═════ GIVEN DATA ═════

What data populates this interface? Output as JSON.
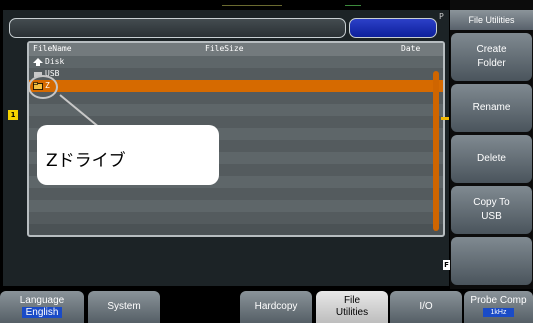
{
  "screen": {
    "path_text": "",
    "trigger_label": "P",
    "ch1_label": "1",
    "f_label": "F"
  },
  "file_list": {
    "headers": {
      "name": "FileName",
      "size": "FileSize",
      "date": "Date"
    },
    "rows": [
      {
        "name": "Disk",
        "icon": "up-arrow-icon"
      },
      {
        "name": "USB",
        "icon": "usb-icon"
      },
      {
        "name": "Z",
        "icon": "folder-icon",
        "selected": true
      },
      {
        "name": ""
      },
      {
        "name": ""
      },
      {
        "name": ""
      },
      {
        "name": ""
      },
      {
        "name": ""
      },
      {
        "name": ""
      },
      {
        "name": ""
      },
      {
        "name": ""
      },
      {
        "name": ""
      },
      {
        "name": ""
      },
      {
        "name": ""
      }
    ]
  },
  "callout": {
    "text": "Zドライブ"
  },
  "side_menu": {
    "title": "File Utilities",
    "buttons": [
      {
        "label": "Create\nFolder"
      },
      {
        "label": "Rename"
      },
      {
        "label": "Delete"
      },
      {
        "label": "Copy To\nUSB"
      },
      {
        "label": ""
      }
    ]
  },
  "bottom_menu": {
    "language": {
      "label": "Language",
      "value": "English"
    },
    "system": {
      "label": "System"
    },
    "hardcopy": {
      "label": "Hardcopy"
    },
    "file_utilities": {
      "label": "File\nUtilities"
    },
    "io": {
      "label": "I/O"
    },
    "probe_comp": {
      "label": "Probe Comp",
      "value": "1kHz"
    }
  },
  "colors": {
    "selection": "#d66a00",
    "accent_blue": "#1a4bc7",
    "ch1_yellow": "#f5d300"
  }
}
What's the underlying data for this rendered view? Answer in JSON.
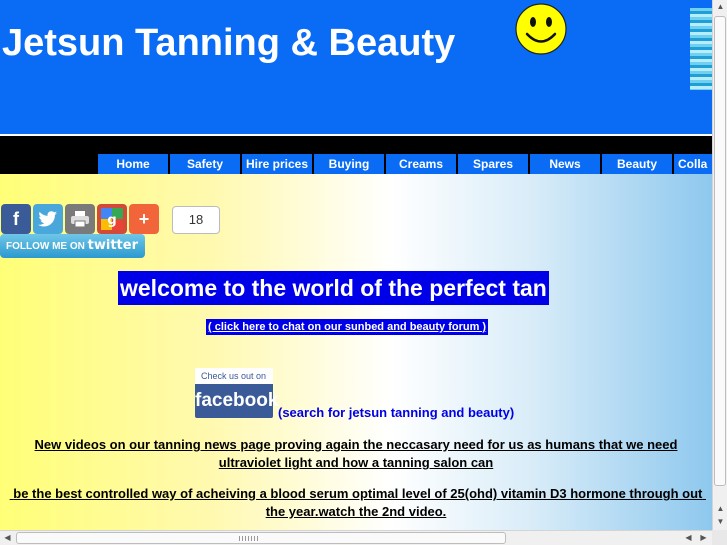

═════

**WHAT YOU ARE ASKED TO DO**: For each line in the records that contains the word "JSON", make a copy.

**SOLUTION TO THIS PROBLEM**:
What data populates this interface? Output as JSON.
What's the underlying data for this rendered view? Answer in JSON.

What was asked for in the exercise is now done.